One company that caught my eye both before and during VMworld is a startup called Ravello Systems. This company launched out of the gate with a great pedigree and is manned by individuals who were responsible for building Qumranet, the company behind the KVM hypervisor. Ravello first unmasked itself in 2012, then later announced a $26 million funding round in February of this year. During that time, the company had been promoting its concept of a "cloud hypervisor" among select customers as part of an ongoing beta program. But that beta period has come and gone, and the company recently announced its product is now ready for prime time and general consumption.
[ Also on InfoWorld: Cloud storage provider Nirvanix is closing its doors | CloudPhysics monitoring tool offers big data analytics to VMware environments | Track the latest trends in virtualization in InfoWorld's Virtualization Report newsletter ]
Ravello has created a Cloud Application Hypervisor that is built with a new high-performance nested hypervisor technology called HVX. With this technology, the company is taking the concept of virtualization in a new direction. Unlike VMware's technology which was originally designed for on-premise static servers, Ravello is instead focusing its early efforts on testing enterprise applications in dynamic cloud environments.

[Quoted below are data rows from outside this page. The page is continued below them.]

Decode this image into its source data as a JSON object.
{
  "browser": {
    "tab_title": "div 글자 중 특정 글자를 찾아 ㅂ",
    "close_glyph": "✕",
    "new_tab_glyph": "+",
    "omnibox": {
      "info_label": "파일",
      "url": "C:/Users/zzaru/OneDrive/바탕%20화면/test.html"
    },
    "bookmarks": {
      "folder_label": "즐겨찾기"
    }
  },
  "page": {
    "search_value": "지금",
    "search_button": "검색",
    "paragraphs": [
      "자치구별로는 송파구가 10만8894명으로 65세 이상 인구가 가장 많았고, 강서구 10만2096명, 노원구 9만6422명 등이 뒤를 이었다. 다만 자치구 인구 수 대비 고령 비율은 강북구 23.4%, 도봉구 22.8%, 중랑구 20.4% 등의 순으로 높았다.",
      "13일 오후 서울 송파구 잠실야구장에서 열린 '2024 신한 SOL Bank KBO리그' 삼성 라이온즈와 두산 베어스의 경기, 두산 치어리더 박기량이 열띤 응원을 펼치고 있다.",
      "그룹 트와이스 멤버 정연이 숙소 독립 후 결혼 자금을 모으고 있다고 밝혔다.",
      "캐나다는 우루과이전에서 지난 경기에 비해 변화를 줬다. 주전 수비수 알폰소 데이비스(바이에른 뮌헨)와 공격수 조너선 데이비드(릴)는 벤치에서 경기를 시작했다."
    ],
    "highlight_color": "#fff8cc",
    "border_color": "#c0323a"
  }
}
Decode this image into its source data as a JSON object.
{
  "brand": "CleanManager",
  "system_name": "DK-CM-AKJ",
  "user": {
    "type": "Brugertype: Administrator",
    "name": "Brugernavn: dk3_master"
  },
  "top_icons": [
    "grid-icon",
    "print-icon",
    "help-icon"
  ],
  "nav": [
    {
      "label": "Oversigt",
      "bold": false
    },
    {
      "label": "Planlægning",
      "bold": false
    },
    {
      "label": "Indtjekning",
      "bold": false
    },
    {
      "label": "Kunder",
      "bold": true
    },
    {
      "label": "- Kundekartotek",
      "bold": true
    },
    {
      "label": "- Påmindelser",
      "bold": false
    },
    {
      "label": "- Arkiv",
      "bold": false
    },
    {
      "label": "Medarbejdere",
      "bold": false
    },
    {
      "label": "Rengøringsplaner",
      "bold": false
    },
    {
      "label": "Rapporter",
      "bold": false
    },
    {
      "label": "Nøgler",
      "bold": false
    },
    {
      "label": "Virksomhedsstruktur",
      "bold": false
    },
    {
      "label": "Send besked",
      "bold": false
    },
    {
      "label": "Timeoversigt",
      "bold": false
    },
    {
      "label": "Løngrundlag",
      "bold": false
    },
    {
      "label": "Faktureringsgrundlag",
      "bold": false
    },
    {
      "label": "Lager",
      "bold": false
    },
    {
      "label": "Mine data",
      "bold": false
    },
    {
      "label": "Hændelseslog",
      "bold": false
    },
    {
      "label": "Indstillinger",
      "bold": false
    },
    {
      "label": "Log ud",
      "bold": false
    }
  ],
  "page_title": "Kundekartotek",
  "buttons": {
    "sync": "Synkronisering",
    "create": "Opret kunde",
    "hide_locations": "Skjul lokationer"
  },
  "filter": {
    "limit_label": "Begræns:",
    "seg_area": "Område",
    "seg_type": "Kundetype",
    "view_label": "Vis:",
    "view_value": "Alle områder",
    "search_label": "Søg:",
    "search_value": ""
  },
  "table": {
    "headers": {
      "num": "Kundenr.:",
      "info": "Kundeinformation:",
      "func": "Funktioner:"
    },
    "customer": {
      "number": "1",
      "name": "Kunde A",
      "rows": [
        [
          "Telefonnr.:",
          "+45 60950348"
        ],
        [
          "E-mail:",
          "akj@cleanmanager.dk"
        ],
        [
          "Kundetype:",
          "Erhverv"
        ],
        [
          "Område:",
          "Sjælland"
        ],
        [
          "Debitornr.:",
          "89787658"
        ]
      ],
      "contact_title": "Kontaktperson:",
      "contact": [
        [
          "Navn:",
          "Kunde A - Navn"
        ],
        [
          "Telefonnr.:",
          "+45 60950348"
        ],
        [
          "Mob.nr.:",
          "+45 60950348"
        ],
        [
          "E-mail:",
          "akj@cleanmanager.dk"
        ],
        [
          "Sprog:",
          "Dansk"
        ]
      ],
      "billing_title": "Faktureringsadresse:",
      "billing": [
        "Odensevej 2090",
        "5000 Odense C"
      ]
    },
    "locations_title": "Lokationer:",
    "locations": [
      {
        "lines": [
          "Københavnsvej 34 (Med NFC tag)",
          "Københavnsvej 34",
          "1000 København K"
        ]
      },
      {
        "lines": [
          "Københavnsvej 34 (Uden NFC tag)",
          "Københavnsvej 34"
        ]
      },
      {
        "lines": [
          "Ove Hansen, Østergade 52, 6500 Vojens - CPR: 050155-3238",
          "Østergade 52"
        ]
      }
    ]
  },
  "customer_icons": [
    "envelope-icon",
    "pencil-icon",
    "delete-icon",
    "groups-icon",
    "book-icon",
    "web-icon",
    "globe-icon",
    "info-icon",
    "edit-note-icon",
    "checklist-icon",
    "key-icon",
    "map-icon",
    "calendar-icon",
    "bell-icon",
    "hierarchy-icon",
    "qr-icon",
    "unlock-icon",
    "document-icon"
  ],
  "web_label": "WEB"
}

The company's stated goal has been to deliver an end-to-end system that makes development and test of existing on-premise applications "ridiculously easy." Its mantra has been the same: Always test on replicas of production and never run out of capacity.
To make this possible, Ravello has abstracted away the differences in compute, networking, and storage across different clouds. It believes the auto-selection of clouds, the single account, and the single billing feature are an inherent part of making the user experience seamless.
How does it do this?
The company's cloud application hypervisor encapsulates multi-VM applications along with its entire environment, including the VMs, networking, storage, and more, so that enterprises can run any application in any cloud without making any changes.
Remember, a typical hypervisor like VMware or KVM is designed to run on a physical server, but HVX is designed to run inside a virtual machine. Ravello analyzes the application and normalizes it so that it's abstracted from the virtual machine it's running on. By abstracting the application from the underlying VM that it's running on, the application becomes more portable. At the end of the day, the application no longer knows or cares whether it's running on VMware vSphere or on open source KVM.
"Our unique technology allows us to spin up exact replicas of complex existing VMware or KVM workloads, completely unmodified in any leading public cloud, Navin Thadani, senior VP of products at Ravello Systems, told InfoWorld. "We've established some great partnerships with public cloud providers, including AWS, HP Cloud, and Rackspace. By utilizing these cloud providers, we're ultimately solving the capacity issue and are able to allow enterprise developers to do continuous testing without resource contention."
Ravello solves a critical limitation for developers, so they can always develop and test on replicas of production and never run out of capacity.